++++ INPUT DATA
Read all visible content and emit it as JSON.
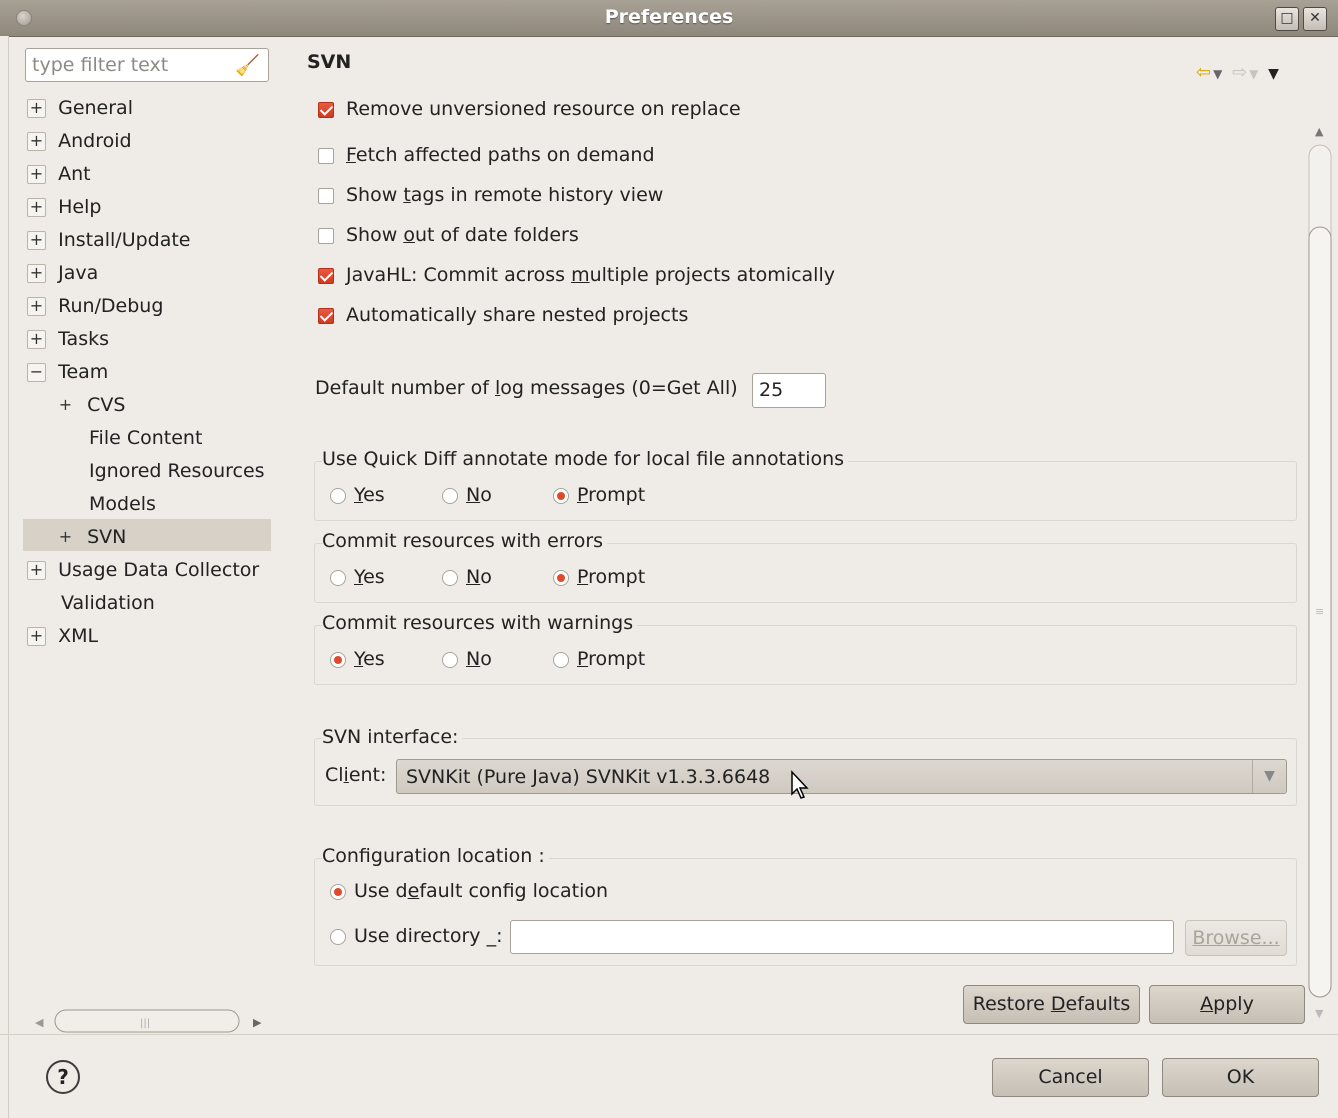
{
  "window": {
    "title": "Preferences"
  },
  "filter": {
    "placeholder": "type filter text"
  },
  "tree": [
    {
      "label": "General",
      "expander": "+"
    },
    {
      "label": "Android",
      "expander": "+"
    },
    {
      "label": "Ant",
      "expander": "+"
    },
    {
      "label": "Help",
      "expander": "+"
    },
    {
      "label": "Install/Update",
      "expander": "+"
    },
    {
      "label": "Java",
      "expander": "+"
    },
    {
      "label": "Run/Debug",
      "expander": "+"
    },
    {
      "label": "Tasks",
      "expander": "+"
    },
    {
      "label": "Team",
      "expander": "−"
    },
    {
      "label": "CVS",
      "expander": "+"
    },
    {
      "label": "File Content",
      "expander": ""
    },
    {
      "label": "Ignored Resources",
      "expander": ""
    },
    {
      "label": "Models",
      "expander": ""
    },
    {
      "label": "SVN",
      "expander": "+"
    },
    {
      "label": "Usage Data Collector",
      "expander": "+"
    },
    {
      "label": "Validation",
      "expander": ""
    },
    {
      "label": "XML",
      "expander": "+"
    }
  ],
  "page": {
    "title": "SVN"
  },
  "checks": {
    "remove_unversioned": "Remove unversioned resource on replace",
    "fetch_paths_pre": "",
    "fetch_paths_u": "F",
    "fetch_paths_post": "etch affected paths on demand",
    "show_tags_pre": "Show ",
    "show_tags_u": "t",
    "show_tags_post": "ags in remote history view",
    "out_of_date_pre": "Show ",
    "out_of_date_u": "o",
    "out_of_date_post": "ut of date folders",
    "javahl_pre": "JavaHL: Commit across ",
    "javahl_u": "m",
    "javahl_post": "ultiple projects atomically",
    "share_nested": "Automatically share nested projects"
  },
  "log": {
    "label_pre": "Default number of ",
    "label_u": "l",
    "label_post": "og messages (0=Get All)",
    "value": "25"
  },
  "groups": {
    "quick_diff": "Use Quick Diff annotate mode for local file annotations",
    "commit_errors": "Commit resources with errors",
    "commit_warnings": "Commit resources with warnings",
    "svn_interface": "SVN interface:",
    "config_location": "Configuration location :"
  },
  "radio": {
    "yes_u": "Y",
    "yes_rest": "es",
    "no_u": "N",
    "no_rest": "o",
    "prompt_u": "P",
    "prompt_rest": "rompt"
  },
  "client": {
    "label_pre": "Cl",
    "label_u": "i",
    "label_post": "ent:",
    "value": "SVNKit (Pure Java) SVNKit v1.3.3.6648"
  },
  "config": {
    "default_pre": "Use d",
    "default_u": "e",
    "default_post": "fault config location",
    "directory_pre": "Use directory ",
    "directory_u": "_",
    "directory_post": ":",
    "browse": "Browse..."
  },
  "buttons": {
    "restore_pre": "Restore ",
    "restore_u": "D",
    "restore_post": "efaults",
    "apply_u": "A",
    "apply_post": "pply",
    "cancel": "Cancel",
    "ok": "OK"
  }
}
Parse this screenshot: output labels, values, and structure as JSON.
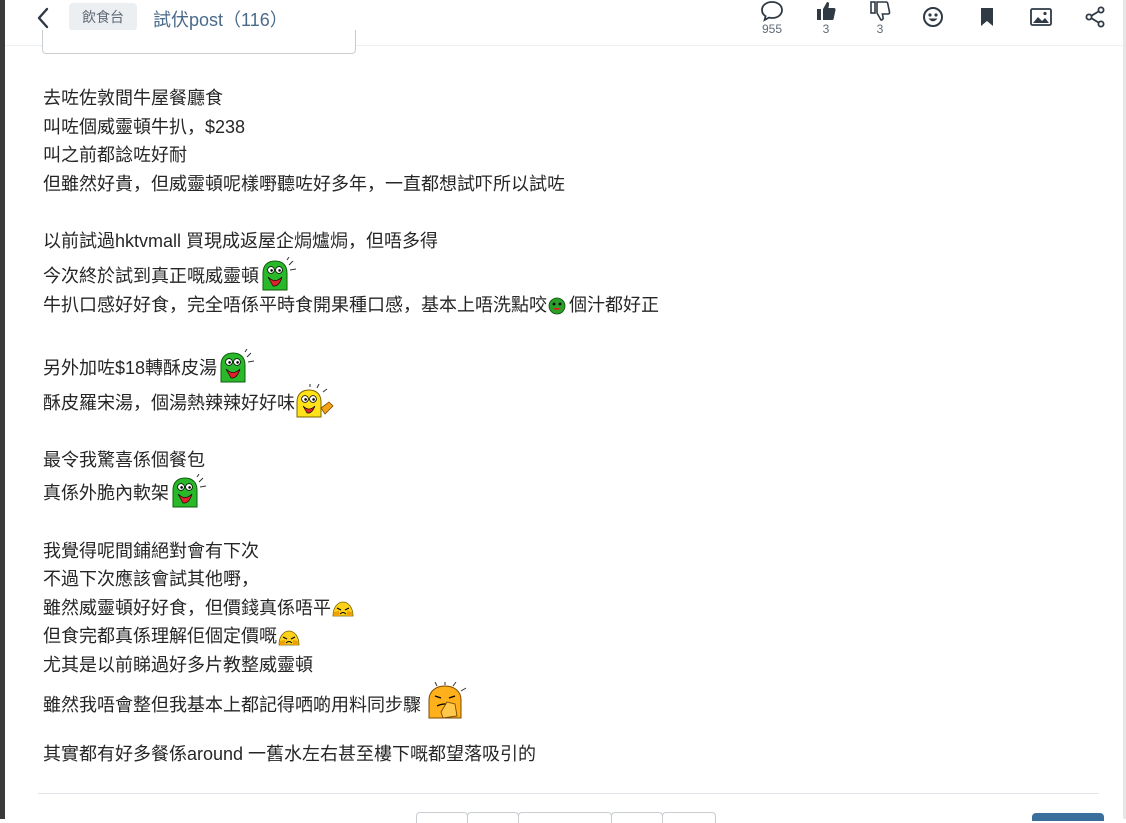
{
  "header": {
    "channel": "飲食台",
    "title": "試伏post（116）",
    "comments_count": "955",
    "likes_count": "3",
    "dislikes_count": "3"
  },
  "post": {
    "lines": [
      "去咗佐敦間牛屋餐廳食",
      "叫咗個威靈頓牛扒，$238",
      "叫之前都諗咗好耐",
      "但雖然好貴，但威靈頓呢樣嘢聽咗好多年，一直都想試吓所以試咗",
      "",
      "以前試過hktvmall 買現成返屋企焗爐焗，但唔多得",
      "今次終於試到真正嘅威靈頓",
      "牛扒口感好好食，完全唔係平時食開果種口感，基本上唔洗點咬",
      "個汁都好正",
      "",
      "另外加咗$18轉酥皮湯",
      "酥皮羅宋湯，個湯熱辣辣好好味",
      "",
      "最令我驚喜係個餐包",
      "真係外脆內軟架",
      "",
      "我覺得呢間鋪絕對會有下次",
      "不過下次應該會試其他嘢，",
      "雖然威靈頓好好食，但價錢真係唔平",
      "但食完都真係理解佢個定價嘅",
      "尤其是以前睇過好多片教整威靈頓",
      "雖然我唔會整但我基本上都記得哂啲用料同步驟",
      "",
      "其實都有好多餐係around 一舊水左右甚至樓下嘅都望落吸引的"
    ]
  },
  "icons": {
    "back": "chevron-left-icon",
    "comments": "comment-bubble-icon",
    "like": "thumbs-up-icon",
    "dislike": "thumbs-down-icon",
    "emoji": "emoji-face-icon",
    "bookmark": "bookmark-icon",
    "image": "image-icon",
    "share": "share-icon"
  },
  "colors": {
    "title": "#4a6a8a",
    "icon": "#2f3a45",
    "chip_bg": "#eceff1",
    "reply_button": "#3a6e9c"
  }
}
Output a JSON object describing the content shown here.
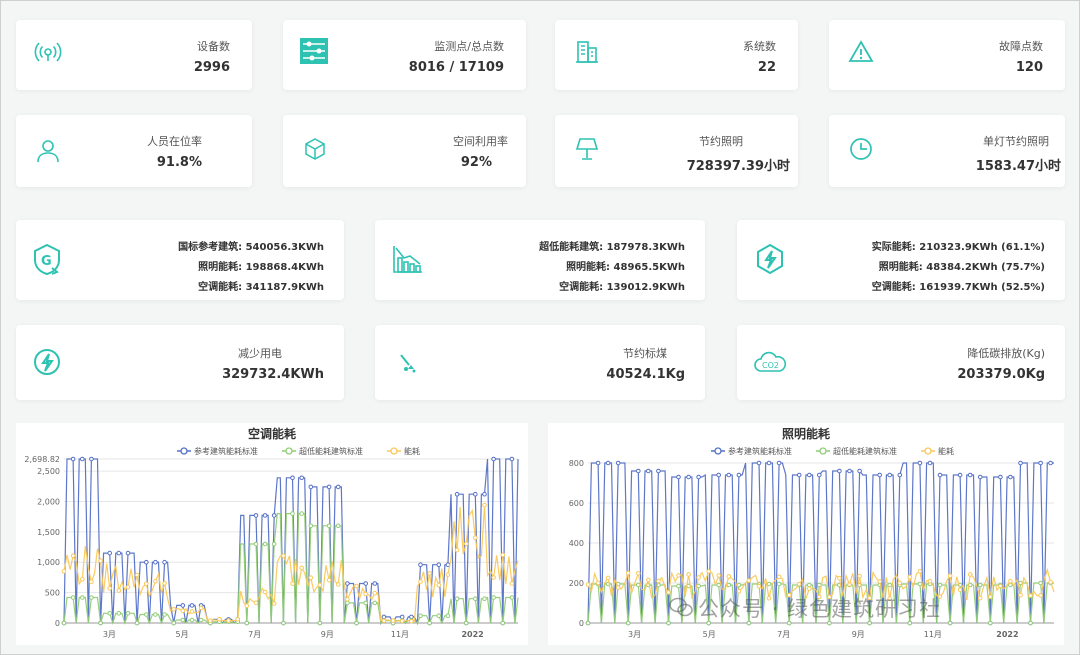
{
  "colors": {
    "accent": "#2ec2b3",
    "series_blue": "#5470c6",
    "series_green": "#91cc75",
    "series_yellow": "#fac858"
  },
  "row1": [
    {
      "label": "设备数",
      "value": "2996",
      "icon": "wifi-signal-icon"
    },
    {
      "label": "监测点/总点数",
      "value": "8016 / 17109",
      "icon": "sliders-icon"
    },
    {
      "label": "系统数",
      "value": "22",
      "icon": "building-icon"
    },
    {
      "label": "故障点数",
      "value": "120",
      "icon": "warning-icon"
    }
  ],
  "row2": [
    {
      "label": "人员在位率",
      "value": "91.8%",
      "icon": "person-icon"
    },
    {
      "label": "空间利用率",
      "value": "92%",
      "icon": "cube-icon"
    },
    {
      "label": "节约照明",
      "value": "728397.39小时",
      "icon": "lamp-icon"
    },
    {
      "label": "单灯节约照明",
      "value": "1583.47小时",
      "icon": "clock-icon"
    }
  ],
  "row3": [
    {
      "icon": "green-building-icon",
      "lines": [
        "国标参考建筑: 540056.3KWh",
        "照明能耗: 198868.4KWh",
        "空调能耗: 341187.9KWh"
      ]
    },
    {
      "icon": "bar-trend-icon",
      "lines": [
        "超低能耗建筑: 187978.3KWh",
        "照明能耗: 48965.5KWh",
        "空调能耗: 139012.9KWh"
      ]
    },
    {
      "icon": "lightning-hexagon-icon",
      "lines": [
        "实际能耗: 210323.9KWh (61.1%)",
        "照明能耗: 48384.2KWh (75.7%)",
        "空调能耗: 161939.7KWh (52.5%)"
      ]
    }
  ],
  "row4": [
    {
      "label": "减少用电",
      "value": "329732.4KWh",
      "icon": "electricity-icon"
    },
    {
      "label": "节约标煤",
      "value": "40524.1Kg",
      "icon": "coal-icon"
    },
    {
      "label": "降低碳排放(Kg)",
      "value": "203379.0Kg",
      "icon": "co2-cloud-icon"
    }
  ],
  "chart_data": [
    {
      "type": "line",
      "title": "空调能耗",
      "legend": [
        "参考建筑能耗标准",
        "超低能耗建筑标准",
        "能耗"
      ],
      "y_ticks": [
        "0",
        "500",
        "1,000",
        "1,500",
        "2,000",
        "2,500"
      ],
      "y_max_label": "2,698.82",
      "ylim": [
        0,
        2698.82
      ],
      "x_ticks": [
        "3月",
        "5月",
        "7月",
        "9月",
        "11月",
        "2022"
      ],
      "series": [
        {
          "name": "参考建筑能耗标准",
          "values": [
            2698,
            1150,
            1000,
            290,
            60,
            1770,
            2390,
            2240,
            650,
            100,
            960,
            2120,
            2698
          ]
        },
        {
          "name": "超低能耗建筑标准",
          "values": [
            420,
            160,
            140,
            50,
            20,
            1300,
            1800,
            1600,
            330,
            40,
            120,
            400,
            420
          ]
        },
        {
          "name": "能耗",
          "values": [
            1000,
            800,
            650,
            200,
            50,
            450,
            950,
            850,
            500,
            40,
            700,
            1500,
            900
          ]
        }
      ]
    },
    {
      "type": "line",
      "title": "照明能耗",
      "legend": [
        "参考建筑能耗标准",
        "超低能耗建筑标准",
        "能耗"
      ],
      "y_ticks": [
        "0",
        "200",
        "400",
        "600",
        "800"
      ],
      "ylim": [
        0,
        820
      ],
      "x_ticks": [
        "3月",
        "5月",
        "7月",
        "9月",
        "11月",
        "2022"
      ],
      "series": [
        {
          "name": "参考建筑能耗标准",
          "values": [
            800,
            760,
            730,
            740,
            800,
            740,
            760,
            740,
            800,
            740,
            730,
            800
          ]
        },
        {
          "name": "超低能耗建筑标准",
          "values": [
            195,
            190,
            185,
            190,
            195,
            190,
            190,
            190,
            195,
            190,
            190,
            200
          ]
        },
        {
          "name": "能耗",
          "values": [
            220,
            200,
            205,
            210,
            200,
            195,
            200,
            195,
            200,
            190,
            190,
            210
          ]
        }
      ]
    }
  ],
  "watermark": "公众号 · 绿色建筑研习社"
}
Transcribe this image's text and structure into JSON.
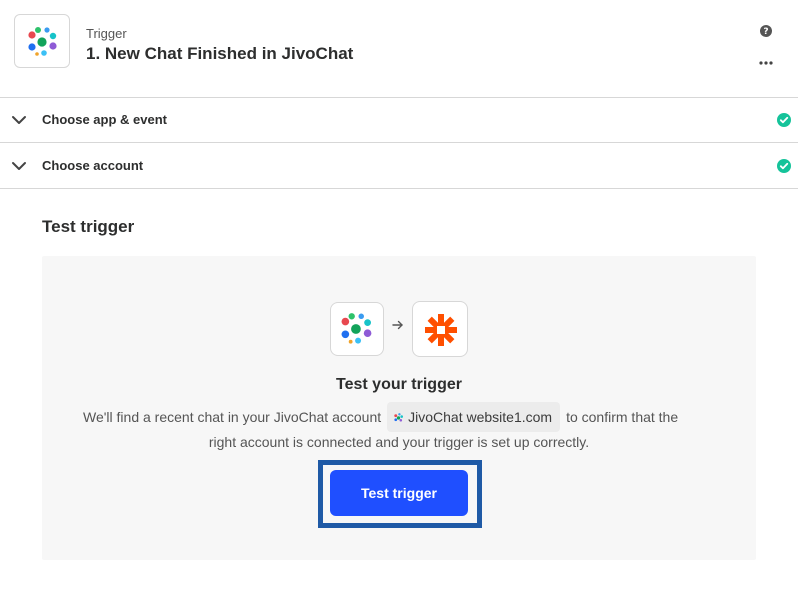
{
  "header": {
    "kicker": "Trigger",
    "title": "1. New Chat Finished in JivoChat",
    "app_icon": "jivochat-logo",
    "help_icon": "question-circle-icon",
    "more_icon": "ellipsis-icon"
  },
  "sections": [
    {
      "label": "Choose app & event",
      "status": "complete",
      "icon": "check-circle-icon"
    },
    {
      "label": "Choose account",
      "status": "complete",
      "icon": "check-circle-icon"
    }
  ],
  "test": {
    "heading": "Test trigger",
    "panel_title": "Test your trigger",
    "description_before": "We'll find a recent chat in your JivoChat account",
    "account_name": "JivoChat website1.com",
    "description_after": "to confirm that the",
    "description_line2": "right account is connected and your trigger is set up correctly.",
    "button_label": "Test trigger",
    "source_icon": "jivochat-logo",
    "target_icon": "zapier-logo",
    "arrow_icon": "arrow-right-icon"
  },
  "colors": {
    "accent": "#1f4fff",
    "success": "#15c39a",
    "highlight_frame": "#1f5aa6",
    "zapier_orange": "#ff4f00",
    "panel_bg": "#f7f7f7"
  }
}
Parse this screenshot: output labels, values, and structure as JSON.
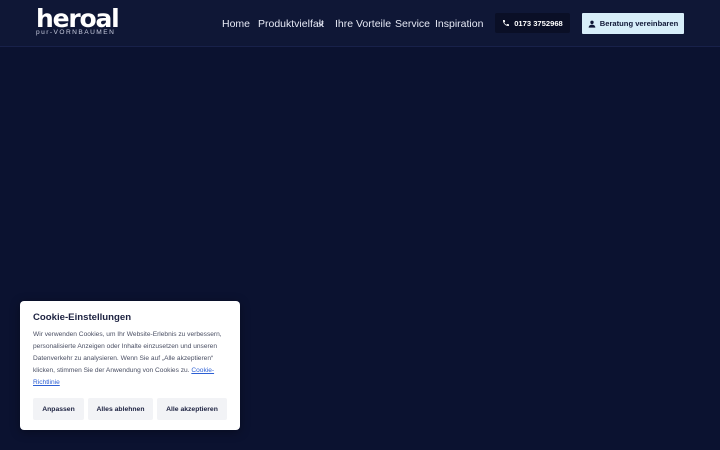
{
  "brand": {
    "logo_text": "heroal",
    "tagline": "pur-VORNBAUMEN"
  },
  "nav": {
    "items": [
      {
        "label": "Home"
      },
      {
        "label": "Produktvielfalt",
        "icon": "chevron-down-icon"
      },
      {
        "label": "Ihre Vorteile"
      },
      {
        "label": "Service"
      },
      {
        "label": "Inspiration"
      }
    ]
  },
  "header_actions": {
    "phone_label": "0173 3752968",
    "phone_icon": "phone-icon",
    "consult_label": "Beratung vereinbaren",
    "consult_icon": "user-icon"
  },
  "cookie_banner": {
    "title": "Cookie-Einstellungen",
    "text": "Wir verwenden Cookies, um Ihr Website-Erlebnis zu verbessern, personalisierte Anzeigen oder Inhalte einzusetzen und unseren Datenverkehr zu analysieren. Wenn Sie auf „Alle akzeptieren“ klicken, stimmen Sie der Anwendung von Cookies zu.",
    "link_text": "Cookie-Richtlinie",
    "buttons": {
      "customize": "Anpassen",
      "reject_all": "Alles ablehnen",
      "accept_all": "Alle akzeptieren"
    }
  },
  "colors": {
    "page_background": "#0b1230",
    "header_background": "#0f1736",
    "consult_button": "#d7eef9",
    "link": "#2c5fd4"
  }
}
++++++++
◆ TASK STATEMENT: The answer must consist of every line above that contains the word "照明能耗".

◆ ANSWER SPACE:
        "照明能耗: 198868.4KWh",
        "照明能耗: 48965.5KWh",
        "照明能耗: 48384.2KWh (75.7%)",
      "title": "照明能耗",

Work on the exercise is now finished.